[Task to carry out]: Report each line of the data that has "BLOCK" somewhere in it.

(Saved data entries)
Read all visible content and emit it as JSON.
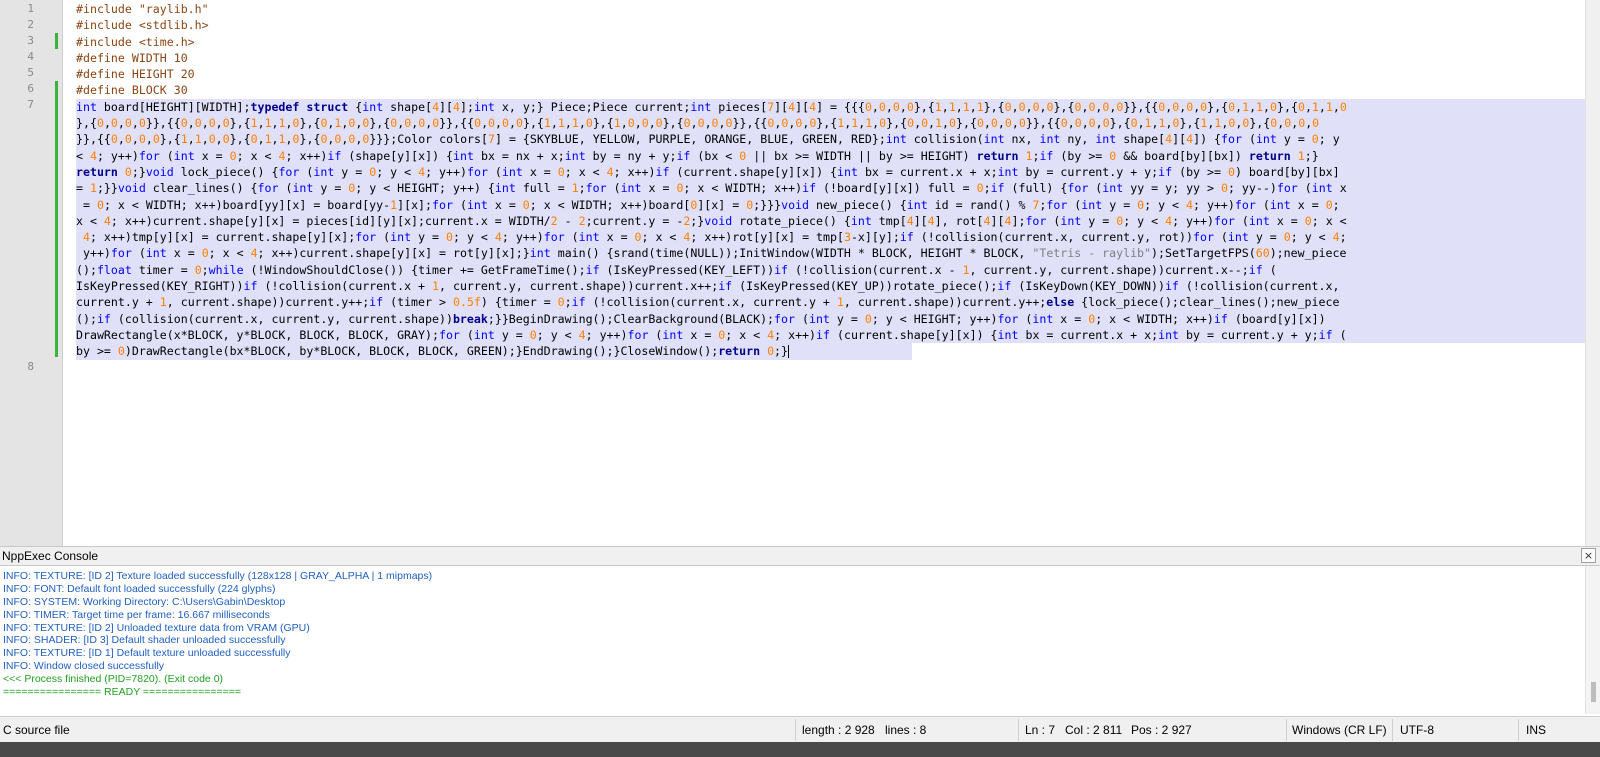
{
  "editor": {
    "line_numbers": [
      "1",
      "2",
      "3",
      "4",
      "5",
      "6",
      "7",
      "8"
    ],
    "lines": {
      "l1": "#include \"raylib.h\"",
      "l2": "#include <stdlib.h>",
      "l3": "#include <time.h>",
      "l4": "#define WIDTH 10",
      "l5": "#define HEIGHT 20",
      "l6": "#define BLOCK 30",
      "w1": "int board[HEIGHT][WIDTH];typedef struct {int shape[4][4];int x, y;} Piece;Piece current;int pieces[7][4][4] = {{{0,0,0,0},{1,1,1,1},{0,0,0,0},{0,0,0,0}},{{0,0,0,0},{0,1,1,0},{0,1,1,0",
      "w2": "},{0,0,0,0}},{{0,0,0,0},{1,1,1,0},{0,1,0,0},{0,0,0,0}},{{0,0,0,0},{1,1,1,0},{1,0,0,0},{0,0,0,0}},{{0,0,0,0},{1,1,1,0},{0,0,1,0},{0,0,0,0}},{{0,0,0,0},{0,1,1,0},{1,1,0,0},{0,0,0,0",
      "w3": "}},{{0,0,0,0},{1,1,0,0},{0,1,1,0},{0,0,0,0}}};Color colors[7] = {SKYBLUE, YELLOW, PURPLE, ORANGE, BLUE, GREEN, RED};int collision(int nx, int ny, int shape[4][4]) {for (int y = 0; y",
      "w4": "< 4; y++)for (int x = 0; x < 4; x++)if (shape[y][x]) {int bx = nx + x;int by = ny + y;if (bx < 0 || bx >= WIDTH || by >= HEIGHT) return 1;if (by >= 0 && board[by][bx]) return 1;}",
      "w5": "return 0;}void lock_piece() {for (int y = 0; y < 4; y++)for (int x = 0; x < 4; x++)if (current.shape[y][x]) {int bx = current.x + x;int by = current.y + y;if (by >= 0) board[by][bx]",
      "w6": "= 1;}}void clear_lines() {for (int y = 0; y < HEIGHT; y++) {int full = 1;for (int x = 0; x < WIDTH; x++)if (!board[y][x]) full = 0;if (full) {for (int yy = y; yy > 0; yy--)for (int x",
      "w7": " = 0; x < WIDTH; x++)board[yy][x] = board[yy-1][x];for (int x = 0; x < WIDTH; x++)board[0][x] = 0;}}}void new_piece() {int id = rand() % 7;for (int y = 0; y < 4; y++)for (int x = 0;",
      "w8": "x < 4; x++)current.shape[y][x] = pieces[id][y][x];current.x = WIDTH/2 - 2;current.y = -2;}void rotate_piece() {int tmp[4][4], rot[4][4];for (int y = 0; y < 4; y++)for (int x = 0; x <",
      "w9": " 4; x++)tmp[y][x] = current.shape[y][x];for (int y = 0; y < 4; y++)for (int x = 0; x < 4; x++)rot[y][x] = tmp[3-x][y];if (!collision(current.x, current.y, rot))for (int y = 0; y < 4;",
      "w10": " y++)for (int x = 0; x < 4; x++)current.shape[y][x] = rot[y][x];}int main() {srand(time(NULL));InitWindow(WIDTH * BLOCK, HEIGHT * BLOCK, \"Tetris - raylib\");SetTargetFPS(60);new_piece",
      "w11": "();float timer = 0;while (!WindowShouldClose()) {timer += GetFrameTime();if (IsKeyPressed(KEY_LEFT))if (!collision(current.x - 1, current.y, current.shape))current.x--;if (",
      "w12": "IsKeyPressed(KEY_RIGHT))if (!collision(current.x + 1, current.y, current.shape))current.x++;if (IsKeyPressed(KEY_UP))rotate_piece();if (IsKeyDown(KEY_DOWN))if (!collision(current.x,",
      "w13": "current.y + 1, current.shape))current.y++;if (timer > 0.5f) {timer = 0;if (!collision(current.x, current.y + 1, current.shape))current.y++;else {lock_piece();clear_lines();new_piece",
      "w14": "();if (collision(current.x, current.y, current.shape))break;}}BeginDrawing();ClearBackground(BLACK);for (int y = 0; y < HEIGHT; y++)for (int x = 0; x < WIDTH; x++)if (board[y][x])",
      "w15": "DrawRectangle(x*BLOCK, y*BLOCK, BLOCK, BLOCK, GRAY);for (int y = 0; y < 4; y++)for (int x = 0; x < 4; x++)if (current.shape[y][x]) {int bx = current.x + x;int by = current.y + y;if (",
      "w16": "by >= 0)DrawRectangle(bx*BLOCK, by*BLOCK, BLOCK, BLOCK, GREEN);}EndDrawing();}CloseWindow();return 0;}"
    }
  },
  "console": {
    "title": "NppExec Console",
    "close_symbol": "×",
    "lines": [
      "INFO: TEXTURE: [ID 2] Texture loaded successfully (128x128 | GRAY_ALPHA | 1 mipmaps)",
      "INFO: FONT: Default font loaded successfully (224 glyphs)",
      "INFO: SYSTEM: Working Directory: C:\\Users\\Gabin\\Desktop",
      "INFO: TIMER: Target time per frame: 16.667 milliseconds",
      "INFO: TEXTURE: [ID 2] Unloaded texture data from VRAM (GPU)",
      "INFO: SHADER: [ID 3] Default shader unloaded successfully",
      "INFO: TEXTURE: [ID 1] Default texture unloaded successfully",
      "INFO: Window closed successfully",
      "<<< Process finished (PID=7820). (Exit code 0)",
      "================ READY ================"
    ]
  },
  "statusbar": {
    "file_type": "C source file",
    "length": "length : 2 928",
    "lines": "lines : 8",
    "ln": "Ln : 7",
    "col": "Col : 2 811",
    "pos": "Pos : 2 927",
    "eol": "Windows (CR LF)",
    "encoding": "UTF-8",
    "mode": "INS"
  },
  "colors": {
    "preprocessor": "#8b4513",
    "keyword": "#0000ff",
    "number": "#ff8000",
    "selection": "#e0e0f8",
    "console_info": "#2060c0",
    "console_ok": "#20a020",
    "change_marker": "#3cb43c"
  }
}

[Task response]:
      "l6": "#define BLOCK 30",
      "w10": " y++)for (int x = 0; x < 4; x++)current.shape[y][x] = rot[y][x];}int main() {srand(time(NULL));InitWindow(WIDTH * BLOCK, HEIGHT * BLOCK, \"Tetris - raylib\");SetTargetFPS(60);new_piece",
      "w15": "DrawRectangle(x*BLOCK, y*BLOCK, BLOCK, BLOCK, GRAY);for (int y = 0; y < 4; y++)for (int x = 0; x < 4; x++)if (current.shape[y][x]) {int bx = current.x + x;int by = current.y + y;if (",
      "w16": "by >= 0)DrawRectangle(bx*BLOCK, by*BLOCK, BLOCK, BLOCK, GREEN);}EndDrawing();}CloseWindow();return 0;}"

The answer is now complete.